Monday, January 14, 2008

One Fine Day

Browning the beef shins.

I spent most of the day today just cooking - preparing the sauce for Chilaquiles Rojo, roasting Tomatillos, making beef stock and enjoying a couple of meals along the way.

First on my hit list was a sampling of baked goods from Hermanos Navarro. A bite of chocolate donut, a bit of concha, a piece of bread and some freshly brewed Brazilian Cup of Excellence coffee roasted by the famous Andrew Barnett of Ecco Caffe in Santa Rosa, California.

The stock gets rolling.

Once breakfast was over, it was time to get to work. Second on the hit list was to prepare my favorite breakfast: chilaquiles. Actually, I wasn't going to eat it, just toss some onions, garlic, tomatoes, chipotles, cilantro and chicken stock into a pot, heat it up and blend it into a puree. Divide them up into pint containers and freeze for when I get "the itch."

Buying tomatoes, any tomatoes, in the middle of winter is a bit of a disappointment. Those romas may look red on the outside but they're still a bit green on the inside. Not the most ideal tomatoes, but when you're desperate...

The Chilaquiles gets rolling too.

One of the nice things about having a friend who is a chef is the exposure to some really fantastic ingredients and information on what to do with those ingredients. During our shopping excursion to the farmer's market, I mentioned that I was looking to buy some beef bones for stock. The next day, Spike hands me a beautiful package of sliced beef shins from Roseda Farm.

The shins are beautiful, thick cuts and the bones are filled with luscious marrow.

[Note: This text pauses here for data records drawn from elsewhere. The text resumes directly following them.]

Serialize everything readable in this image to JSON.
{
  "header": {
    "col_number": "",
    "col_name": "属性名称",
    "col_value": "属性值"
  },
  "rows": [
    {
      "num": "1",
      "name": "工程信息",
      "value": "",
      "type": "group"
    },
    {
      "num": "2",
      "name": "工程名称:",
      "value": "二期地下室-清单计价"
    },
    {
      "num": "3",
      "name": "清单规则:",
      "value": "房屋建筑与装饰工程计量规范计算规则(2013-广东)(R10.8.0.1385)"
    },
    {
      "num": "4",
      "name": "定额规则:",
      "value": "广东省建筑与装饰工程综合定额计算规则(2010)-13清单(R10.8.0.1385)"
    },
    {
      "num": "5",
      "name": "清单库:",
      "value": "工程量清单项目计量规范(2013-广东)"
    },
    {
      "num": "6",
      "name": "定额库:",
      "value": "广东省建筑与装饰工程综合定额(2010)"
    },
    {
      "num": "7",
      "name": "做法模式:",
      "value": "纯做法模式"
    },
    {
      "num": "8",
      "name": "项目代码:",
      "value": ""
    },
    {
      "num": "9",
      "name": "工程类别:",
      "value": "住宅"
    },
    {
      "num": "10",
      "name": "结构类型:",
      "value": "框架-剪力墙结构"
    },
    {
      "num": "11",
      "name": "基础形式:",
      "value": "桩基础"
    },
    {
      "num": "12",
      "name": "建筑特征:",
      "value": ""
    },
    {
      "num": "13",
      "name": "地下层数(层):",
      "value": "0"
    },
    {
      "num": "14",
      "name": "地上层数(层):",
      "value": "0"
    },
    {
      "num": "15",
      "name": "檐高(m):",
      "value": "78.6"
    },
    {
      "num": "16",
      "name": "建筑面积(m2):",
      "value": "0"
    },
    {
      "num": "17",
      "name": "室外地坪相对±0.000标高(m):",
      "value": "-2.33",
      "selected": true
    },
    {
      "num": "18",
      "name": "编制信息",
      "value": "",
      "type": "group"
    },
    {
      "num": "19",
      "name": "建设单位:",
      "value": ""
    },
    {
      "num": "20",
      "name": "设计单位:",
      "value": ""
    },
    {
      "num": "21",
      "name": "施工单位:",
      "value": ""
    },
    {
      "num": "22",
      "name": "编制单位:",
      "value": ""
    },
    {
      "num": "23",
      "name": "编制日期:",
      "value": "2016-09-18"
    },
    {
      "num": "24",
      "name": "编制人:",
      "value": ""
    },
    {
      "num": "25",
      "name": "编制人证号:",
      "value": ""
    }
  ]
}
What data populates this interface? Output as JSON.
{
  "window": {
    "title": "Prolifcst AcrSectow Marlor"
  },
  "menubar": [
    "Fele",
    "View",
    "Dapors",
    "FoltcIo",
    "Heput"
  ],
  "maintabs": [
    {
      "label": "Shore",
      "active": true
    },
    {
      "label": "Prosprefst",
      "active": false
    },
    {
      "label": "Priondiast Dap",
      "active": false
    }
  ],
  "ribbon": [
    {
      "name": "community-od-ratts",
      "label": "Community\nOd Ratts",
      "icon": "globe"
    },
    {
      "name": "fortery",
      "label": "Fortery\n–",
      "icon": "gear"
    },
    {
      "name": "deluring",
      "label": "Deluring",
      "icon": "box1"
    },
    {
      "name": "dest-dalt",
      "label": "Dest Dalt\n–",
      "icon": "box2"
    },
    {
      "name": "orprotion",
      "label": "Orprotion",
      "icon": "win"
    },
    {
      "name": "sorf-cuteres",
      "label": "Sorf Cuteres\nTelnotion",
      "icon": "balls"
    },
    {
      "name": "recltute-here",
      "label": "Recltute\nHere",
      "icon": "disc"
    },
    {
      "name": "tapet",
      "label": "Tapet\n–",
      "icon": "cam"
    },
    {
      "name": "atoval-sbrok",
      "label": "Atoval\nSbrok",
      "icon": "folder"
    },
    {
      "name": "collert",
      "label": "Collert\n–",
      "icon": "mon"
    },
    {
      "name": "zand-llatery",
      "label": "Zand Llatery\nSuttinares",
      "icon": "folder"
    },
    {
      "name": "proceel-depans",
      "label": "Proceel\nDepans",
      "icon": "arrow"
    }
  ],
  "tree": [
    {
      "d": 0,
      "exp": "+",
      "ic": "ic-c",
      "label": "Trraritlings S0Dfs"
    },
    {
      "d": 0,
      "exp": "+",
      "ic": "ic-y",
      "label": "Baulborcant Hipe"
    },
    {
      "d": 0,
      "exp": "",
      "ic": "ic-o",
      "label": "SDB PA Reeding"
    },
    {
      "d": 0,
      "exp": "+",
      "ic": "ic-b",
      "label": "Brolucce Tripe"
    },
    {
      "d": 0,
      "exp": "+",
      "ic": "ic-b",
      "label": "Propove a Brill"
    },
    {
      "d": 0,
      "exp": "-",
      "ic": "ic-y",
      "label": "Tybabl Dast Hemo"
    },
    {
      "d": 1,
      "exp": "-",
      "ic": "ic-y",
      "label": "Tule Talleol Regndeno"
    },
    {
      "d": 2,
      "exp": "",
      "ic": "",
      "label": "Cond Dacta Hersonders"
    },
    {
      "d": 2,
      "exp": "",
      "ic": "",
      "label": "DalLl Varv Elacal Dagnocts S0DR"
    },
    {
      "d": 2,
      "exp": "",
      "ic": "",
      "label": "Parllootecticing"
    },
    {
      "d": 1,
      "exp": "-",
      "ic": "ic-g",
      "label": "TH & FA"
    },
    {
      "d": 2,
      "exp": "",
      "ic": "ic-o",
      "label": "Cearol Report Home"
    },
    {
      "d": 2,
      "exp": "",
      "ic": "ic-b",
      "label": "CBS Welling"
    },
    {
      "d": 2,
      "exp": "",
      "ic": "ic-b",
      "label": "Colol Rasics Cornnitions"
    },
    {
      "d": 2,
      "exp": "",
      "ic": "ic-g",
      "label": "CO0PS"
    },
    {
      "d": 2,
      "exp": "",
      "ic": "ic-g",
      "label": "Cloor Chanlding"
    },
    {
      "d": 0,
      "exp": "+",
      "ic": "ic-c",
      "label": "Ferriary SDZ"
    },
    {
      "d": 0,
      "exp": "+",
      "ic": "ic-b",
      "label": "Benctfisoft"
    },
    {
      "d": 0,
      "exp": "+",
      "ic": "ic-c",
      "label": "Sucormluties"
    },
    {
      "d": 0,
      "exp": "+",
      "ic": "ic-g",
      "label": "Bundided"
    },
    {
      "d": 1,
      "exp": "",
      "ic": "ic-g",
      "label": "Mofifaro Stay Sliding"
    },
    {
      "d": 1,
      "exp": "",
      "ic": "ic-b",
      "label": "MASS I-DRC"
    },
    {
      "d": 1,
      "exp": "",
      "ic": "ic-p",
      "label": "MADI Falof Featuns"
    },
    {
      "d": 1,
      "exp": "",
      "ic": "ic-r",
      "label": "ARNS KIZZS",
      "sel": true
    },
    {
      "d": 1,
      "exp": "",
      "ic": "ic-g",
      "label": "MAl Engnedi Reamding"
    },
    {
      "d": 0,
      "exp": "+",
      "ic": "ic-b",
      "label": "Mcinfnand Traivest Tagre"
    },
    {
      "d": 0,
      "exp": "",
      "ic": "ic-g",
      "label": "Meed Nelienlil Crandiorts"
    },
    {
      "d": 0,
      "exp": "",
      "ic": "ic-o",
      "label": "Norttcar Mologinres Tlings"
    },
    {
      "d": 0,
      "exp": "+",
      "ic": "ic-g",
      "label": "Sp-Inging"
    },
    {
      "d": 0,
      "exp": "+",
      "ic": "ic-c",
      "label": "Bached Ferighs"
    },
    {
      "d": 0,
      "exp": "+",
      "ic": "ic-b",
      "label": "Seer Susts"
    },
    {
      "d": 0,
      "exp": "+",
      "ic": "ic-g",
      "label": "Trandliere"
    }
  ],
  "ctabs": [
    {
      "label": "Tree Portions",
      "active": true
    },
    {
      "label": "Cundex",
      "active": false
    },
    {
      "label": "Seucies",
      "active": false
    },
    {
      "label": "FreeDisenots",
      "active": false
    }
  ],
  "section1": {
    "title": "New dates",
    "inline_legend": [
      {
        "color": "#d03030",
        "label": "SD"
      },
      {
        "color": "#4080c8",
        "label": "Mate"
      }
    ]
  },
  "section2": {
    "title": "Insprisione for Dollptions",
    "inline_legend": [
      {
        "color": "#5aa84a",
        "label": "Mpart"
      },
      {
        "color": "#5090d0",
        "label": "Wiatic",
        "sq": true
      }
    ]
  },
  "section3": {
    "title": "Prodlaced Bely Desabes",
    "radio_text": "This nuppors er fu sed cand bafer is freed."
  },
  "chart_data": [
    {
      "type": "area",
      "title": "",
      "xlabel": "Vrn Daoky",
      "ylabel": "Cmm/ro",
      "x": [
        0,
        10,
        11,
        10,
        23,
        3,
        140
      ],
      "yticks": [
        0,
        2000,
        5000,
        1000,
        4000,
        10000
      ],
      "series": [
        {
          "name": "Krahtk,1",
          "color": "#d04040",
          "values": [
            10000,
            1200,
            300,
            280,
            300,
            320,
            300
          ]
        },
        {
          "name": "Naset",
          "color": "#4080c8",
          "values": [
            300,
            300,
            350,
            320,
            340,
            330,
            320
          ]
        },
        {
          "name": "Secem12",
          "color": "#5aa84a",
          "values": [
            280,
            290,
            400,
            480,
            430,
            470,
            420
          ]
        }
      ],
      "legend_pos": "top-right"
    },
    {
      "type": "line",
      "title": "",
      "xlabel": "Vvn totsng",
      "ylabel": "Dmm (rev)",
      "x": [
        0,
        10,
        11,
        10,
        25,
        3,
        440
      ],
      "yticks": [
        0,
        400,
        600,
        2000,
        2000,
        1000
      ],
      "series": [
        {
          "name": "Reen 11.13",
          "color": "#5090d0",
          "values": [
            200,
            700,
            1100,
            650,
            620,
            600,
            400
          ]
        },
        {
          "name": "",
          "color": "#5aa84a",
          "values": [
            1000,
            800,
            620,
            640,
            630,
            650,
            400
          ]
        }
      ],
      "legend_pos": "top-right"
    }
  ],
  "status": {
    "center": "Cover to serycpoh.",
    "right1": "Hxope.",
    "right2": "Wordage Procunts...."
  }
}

Season them with a little pepper, sear them in a pan and into the pot they go. Add some carrots, celery, white onion, whole black peppercorns, bay leaves, a bottle of really nice Spanish red wine, cover with water and onto the induction cooktop they go for a nice five hour (or so) simmer to get the "good stuff" out.

Roasted tomatillos, Chilaquiles ready for freezing and some white onions.

I've got some tomatillos roasting the cast iron. Once they've blackened a bit, they're done and ready to make green chilaquiles sauce or a salsa verde. Since I can't decide which, I'll wait until tomorrow.

Drop everything into appropriate containers and it's time for lunch!

Lunch is relatively straight-forward. I've got a bag of blanched GPOD70 french fries in the freezer, so heat up some peanut oil in a pan and it's time to make fries. Of course, I can't find the thermometer and I'm going to have to guess. Which means that I'm going to end up with beautifully golden fries that are soaking in oil, ugh!

Whip up a ribeye from Springfield Farm in the cast iron with some butter and canola oil, sautee some slice shiitake mushrooms, deglaze with some of the beef stock straight from the pot and whip up a quick mesclun salad with walnuts, Fuji apples and raspberry vinaigrette. There's some fresh white rice in the rice cooker, grab a Mexican Coke from the fridge and we're on our way!

Not a bad way to start the week.

Monday afternoon lunch.